The biggest threat to cybersecurity

Reflecting on  some  recent cyber security incidents, I thought it of benefit to  write a very simple guide on  how to ‘stay safe’ – back to the basics, i.e.  no admin rights, application whitelisting etc. My purpose was to bring to mind those typical threats,  e.g. shell-code injection, phishing, ransomware attacks – as these are what I considered to be the most common and biggest threats.  However, after recently helping some customers with their incident response challenges, I have reached a  completely different conclusion. Those are not the biggest cyber treats faced by business worldwide.
The biggest threat for  cyber security is in fact TIME!

After studying a number of incident response cases involving data breach/ leak that I have been responding to on behalf of our customers, they have all had a few things in common:
– all of the data breach/ leak incidents happened over a period of time (longer than a few  days)
– some indicators of compromise were visible and possible to identify if these initial indicators of compromise were identified on time, the subsequent impact would have been significantly reduced if not eliminated completely.

So, if it was possible to detect these compromises, why did the IT team not see them?

In essence, they had one problem – in order to detect an attack, they would have to look through endless list of different logs, NetFlow stats, active connections, traffic patterns and then collate and correlate all of this information together. On the top of this they would need to track endless updates about new vulnerabilities ranging from software to hardware (re recent CPU issue). Simply, they don’t have time or resources to complete this arduous task. They were already busy  ‘keeping the lights on’ and were facing an impossible task of handling cyber security without being equipped with the right tools and techniques to do this  in the limited amount of time afforded to them.

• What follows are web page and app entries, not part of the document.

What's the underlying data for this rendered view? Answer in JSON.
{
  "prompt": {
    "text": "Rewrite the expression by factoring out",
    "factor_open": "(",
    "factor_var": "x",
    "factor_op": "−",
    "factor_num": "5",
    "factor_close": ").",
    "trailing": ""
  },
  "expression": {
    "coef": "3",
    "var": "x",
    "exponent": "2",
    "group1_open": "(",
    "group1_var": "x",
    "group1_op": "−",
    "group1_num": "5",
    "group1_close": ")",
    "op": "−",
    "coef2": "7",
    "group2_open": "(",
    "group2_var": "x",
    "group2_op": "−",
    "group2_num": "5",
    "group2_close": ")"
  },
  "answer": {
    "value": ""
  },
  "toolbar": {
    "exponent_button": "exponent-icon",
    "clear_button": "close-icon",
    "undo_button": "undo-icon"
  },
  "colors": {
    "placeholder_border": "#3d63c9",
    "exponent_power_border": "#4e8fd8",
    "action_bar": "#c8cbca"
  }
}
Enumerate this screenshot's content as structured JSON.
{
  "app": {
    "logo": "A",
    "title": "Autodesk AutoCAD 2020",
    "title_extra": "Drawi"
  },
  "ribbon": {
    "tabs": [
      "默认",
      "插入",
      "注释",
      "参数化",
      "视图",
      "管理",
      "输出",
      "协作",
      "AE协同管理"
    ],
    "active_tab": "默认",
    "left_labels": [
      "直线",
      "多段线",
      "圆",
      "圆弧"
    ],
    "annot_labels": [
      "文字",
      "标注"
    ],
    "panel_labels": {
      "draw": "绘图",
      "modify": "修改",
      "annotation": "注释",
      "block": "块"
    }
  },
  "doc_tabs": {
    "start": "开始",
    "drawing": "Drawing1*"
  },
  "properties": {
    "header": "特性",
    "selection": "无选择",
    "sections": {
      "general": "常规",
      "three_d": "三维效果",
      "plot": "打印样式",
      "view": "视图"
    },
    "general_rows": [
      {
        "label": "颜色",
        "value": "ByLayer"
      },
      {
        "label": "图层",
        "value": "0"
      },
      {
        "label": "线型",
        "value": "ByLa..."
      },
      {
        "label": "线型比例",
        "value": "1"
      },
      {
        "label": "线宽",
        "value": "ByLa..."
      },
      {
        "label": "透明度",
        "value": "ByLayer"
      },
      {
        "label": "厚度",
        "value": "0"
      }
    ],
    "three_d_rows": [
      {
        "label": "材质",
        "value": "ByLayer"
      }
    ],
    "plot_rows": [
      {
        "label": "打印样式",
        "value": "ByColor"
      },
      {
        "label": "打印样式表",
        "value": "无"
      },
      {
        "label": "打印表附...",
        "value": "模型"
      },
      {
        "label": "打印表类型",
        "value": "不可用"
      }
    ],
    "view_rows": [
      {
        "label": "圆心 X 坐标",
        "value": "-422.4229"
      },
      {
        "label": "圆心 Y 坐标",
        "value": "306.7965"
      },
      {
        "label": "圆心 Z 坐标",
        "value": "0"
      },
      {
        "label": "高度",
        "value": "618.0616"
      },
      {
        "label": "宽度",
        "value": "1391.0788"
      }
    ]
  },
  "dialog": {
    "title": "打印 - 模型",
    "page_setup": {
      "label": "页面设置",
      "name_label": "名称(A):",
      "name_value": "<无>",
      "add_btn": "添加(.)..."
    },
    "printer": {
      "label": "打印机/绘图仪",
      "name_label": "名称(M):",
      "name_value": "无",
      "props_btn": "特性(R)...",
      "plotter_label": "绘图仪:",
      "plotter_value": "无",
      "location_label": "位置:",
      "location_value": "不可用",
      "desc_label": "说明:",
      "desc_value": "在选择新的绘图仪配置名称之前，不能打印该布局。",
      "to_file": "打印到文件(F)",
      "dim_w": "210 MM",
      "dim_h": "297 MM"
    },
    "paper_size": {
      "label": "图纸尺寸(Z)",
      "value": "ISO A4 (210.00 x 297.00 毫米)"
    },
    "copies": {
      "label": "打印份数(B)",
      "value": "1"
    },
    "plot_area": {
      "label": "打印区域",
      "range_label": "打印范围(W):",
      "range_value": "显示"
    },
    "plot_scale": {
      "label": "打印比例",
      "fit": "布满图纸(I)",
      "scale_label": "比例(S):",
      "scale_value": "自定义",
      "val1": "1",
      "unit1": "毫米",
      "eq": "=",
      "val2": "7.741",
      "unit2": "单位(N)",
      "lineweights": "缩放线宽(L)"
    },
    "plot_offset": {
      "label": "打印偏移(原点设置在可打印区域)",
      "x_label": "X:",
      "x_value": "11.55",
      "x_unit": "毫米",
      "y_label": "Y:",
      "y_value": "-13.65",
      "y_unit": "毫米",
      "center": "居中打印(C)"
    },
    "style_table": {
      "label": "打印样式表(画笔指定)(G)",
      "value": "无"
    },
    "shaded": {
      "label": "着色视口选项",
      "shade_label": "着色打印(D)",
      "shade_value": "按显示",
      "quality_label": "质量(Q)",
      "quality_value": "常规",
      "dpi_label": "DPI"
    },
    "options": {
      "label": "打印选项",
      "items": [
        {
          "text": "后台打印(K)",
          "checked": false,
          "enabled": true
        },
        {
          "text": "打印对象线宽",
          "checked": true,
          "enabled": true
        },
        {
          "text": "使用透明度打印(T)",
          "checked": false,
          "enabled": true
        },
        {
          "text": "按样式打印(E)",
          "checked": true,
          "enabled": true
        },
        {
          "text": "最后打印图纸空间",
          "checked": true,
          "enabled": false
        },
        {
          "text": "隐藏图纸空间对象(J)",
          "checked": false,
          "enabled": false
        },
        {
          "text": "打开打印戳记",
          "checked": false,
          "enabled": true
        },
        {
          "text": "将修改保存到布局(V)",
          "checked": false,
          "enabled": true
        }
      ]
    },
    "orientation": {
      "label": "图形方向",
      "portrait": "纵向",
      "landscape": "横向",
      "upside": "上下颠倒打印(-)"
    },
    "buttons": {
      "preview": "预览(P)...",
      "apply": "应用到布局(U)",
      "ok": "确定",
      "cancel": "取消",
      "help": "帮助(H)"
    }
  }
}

In organisations that have more than 200 IT assets (switches, servers, laptops, PCs) – the IT team is busy dealing with  day-to-day user requests. They don’t always have time to get a quick glimpse of the firewall or AV logs. Many companies just respond to issues reported by end-users., and this process continues until the company ends up on the cover page of a national newspaper depicting another “biggest” and ‘unheard of” data breach in the history on the Universe.

It’s not possible to throw  money and an army of people tasked with watching logs, analysing them and tracking attackers.

The IT team have a very limited time available to them, as a result, Persistent Threat Detection must be automated, admin rights given to  very few and its use monitored, highlighting and notifying of the most important, actionable alerts.

If a system administrator was alerted each day about one or two high potential issues – they could deal with it, and adequately manage the steps to be taken, ensuring maintenance of an organisation’s security.
There is number of tools available either form the cloud or on premise. One  example is AlienVault which collects data from multiple sources, assesses existing vulnerabilities, collates and correlates all of these together, and prioritises  risks or incidents providing the system admin with only the most important issues to deal with, and captures and preserves evidence for further deep analysis if required. We as a Managed Security Services Provider often relay on AlienVault in our work.

The modern approach to Cyber Security is described as “assume breach” – every defence  measure – regardless how strong or robust, will sooner or later break and provide access to the ‘attacker’. To avoid costly consequences we need to be able to detect and identify compromises quickly, however, we have to remember that IT team doesn’t have time to complete this ongoing task.

As a result, it is safe to conclude that  time itself is the biggest threat to cyber security.

If you recognise your issue in the above article please contact us and see how can we help.